Racine's theater is highly stylized and formulaic. As formulaic and rule-driven as a soap opera. All Barthes does is point out the patterns. He is not even that psychoanalytic, considering Racine's obsession with kinship, incest, and rivalry (once again, like the soap opera plots). It is hard to see what Barthes would have seemed so controversial: he isn't even applying a structuralist method to Racine, as much as he is pointing out parallelisms and recurring structures. I'm almost finished reading Sur Racine, with only the analyses of the individual plays remaining. Here he intelligently discusses each play and looks for its distinctiveness within the rule-bound structures. Like any intelligent critic ought to do. He never seems to be forcing a plot into a particular interpretative straight-jacket.
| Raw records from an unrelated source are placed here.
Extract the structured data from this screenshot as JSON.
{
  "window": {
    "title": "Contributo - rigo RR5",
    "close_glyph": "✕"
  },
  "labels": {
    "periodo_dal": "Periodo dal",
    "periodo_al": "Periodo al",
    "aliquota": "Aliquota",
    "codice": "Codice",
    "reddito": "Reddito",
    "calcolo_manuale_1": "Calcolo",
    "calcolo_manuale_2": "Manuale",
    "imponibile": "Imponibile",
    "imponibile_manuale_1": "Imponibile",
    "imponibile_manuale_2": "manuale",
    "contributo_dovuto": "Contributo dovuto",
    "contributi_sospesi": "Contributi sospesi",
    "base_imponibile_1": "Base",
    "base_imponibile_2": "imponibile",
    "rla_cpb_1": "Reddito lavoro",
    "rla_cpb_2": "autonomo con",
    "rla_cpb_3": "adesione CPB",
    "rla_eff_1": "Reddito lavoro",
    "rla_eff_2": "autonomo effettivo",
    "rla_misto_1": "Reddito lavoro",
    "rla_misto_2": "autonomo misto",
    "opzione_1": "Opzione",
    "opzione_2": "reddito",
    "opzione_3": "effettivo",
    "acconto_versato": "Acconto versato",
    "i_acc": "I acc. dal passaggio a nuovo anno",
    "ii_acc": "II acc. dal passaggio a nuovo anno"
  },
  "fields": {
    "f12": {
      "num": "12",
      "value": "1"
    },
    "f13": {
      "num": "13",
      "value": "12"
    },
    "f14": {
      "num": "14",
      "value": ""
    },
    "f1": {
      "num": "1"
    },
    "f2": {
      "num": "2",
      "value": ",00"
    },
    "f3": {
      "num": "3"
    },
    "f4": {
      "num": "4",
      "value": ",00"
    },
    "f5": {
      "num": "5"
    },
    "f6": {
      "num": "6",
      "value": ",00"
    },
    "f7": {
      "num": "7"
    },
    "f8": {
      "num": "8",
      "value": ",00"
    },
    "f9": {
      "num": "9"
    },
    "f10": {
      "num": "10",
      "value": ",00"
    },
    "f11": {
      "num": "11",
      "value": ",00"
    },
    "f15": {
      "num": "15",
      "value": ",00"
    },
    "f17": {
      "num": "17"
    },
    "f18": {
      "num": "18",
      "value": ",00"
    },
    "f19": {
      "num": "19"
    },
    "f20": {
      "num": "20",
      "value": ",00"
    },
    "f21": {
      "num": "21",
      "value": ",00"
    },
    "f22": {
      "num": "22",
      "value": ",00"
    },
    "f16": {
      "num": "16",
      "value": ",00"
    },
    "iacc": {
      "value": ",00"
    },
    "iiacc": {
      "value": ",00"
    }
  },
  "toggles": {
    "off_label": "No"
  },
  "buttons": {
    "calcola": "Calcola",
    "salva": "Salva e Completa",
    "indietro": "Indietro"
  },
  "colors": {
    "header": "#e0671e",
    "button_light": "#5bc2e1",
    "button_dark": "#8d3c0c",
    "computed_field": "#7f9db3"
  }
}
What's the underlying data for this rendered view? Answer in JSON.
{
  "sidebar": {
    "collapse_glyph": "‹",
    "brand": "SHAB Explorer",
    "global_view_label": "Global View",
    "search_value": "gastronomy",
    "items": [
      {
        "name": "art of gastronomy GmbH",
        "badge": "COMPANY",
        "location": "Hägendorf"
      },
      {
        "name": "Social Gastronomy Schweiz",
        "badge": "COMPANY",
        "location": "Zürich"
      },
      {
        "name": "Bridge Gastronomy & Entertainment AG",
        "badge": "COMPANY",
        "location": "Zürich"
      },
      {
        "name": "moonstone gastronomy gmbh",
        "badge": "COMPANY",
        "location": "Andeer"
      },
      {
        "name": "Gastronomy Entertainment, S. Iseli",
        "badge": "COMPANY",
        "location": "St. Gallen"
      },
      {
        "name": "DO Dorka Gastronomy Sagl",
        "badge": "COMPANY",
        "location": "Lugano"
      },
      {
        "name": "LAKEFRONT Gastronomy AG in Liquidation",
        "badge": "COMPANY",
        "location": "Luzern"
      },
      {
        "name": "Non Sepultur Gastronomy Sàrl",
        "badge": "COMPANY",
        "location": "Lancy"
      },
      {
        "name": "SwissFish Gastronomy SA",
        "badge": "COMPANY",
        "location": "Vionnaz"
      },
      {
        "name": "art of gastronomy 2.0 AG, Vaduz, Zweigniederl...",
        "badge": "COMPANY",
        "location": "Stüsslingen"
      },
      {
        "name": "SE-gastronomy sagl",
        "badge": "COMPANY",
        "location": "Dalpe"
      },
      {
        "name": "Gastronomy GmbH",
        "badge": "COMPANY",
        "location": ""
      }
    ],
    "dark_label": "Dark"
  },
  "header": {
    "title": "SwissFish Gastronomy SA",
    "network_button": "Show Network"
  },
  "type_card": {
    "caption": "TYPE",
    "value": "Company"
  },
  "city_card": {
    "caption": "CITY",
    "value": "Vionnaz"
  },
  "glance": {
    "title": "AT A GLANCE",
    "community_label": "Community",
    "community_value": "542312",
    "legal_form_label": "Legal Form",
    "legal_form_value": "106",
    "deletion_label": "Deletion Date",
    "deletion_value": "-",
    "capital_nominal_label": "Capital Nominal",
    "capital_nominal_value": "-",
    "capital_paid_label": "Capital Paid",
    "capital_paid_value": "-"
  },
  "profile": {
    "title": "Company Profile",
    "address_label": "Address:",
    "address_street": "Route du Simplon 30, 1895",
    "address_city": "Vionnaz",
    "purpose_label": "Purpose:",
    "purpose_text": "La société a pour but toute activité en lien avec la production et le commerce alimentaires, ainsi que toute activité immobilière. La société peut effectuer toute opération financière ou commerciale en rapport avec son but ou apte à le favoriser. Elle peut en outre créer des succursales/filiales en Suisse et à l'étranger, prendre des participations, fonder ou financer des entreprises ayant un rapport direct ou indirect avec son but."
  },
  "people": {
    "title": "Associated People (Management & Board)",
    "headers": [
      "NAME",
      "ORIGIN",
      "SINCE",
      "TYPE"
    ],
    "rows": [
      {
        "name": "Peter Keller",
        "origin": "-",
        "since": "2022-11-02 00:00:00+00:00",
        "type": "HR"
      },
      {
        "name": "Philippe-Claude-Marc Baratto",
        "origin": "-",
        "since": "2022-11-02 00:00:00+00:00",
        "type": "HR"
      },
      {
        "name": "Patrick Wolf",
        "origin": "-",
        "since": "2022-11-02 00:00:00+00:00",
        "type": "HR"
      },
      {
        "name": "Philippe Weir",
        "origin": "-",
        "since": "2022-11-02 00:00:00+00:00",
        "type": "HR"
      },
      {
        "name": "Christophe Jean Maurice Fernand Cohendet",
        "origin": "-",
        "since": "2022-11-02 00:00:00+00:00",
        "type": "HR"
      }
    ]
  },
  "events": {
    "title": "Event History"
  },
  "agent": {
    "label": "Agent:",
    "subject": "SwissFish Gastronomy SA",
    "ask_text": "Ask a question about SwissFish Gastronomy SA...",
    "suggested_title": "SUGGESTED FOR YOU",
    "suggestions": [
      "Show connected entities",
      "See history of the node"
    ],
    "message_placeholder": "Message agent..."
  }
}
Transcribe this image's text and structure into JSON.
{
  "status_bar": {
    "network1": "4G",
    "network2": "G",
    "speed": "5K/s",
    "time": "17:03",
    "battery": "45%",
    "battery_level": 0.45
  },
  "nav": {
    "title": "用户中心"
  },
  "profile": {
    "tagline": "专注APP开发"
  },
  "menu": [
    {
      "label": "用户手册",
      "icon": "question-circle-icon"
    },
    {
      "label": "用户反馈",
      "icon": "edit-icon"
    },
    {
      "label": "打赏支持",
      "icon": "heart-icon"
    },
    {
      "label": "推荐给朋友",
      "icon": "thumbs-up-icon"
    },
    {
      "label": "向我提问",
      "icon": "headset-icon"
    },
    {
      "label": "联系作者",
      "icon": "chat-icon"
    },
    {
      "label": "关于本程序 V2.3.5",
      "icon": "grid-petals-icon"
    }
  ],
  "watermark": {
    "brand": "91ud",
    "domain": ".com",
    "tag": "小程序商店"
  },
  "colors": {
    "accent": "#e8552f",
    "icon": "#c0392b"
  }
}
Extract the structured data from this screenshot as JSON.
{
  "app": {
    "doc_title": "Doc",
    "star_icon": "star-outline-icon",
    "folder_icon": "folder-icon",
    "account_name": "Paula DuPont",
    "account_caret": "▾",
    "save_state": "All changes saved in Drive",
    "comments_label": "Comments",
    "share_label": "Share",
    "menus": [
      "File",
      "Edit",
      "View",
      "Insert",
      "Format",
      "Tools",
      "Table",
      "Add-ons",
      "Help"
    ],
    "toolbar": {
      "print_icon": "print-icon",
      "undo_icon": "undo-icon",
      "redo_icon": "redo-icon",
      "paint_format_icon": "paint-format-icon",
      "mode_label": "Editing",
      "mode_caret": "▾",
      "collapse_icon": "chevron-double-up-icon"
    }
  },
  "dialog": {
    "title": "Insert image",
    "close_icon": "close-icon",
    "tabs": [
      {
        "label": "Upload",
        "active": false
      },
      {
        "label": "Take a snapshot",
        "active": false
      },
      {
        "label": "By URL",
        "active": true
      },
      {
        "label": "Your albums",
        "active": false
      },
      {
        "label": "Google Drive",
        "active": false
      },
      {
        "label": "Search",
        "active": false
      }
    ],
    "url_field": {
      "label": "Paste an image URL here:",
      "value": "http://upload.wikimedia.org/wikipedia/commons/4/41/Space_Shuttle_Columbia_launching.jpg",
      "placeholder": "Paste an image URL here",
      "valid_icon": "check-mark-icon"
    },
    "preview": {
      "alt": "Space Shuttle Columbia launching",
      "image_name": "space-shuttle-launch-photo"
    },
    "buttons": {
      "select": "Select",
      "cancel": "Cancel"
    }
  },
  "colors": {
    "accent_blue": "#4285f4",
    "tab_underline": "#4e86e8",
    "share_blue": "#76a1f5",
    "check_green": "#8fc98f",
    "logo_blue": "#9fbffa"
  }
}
What was all the fuss about? Was there really that much difference between Barthes and his detractors?